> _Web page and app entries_
========

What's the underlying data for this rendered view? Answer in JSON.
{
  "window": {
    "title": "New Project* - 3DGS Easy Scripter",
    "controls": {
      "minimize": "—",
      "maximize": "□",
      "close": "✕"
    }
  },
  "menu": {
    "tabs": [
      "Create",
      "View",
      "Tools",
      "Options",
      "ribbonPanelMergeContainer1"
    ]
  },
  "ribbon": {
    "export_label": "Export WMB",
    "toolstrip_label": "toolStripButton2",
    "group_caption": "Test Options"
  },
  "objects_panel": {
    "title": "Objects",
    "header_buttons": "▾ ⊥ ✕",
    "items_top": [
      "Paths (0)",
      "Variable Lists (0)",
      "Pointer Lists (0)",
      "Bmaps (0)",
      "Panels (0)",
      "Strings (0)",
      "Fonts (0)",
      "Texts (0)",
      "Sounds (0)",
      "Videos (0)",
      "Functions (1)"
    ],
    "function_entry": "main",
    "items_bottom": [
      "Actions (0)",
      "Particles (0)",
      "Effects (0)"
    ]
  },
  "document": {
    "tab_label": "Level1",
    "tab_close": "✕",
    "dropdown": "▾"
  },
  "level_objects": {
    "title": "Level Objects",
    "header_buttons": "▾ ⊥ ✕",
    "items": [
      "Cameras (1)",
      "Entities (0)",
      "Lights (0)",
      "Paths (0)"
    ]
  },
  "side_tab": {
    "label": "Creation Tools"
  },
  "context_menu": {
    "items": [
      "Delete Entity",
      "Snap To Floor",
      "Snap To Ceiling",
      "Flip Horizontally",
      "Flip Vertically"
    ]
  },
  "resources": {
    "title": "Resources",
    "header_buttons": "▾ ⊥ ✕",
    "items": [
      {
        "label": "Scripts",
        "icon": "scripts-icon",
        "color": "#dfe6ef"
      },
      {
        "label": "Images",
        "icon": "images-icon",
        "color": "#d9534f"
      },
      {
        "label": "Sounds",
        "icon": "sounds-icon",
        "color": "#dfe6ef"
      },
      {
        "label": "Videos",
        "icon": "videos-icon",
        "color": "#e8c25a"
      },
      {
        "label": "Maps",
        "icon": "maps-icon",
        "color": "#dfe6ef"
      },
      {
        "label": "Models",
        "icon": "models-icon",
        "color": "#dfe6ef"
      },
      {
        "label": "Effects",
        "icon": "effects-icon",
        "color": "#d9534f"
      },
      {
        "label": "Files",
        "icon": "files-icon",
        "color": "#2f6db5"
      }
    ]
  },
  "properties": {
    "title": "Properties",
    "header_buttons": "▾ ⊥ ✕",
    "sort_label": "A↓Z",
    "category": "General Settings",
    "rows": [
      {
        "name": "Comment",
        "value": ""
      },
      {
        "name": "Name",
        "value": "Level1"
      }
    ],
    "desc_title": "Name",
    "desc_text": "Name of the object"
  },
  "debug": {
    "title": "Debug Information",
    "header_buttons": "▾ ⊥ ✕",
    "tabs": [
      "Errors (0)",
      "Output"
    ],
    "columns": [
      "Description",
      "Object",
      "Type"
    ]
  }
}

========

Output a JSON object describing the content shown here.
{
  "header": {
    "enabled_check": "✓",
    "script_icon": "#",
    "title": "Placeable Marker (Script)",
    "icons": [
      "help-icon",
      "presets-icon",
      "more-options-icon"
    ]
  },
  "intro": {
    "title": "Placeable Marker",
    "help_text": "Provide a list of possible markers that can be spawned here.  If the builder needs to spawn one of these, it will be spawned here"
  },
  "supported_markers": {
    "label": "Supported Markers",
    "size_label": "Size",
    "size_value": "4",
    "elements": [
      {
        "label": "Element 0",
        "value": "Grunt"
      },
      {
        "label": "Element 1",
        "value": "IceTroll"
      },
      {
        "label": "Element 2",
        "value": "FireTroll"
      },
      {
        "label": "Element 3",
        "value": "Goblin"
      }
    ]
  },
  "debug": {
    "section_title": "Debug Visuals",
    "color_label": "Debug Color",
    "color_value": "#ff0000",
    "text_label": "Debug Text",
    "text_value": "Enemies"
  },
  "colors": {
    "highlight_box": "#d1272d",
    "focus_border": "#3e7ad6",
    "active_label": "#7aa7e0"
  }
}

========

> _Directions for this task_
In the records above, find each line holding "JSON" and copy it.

> _Completed task_
What's the underlying data for this rendered view? Answer in JSON.
Output a JSON object describing the content shown here.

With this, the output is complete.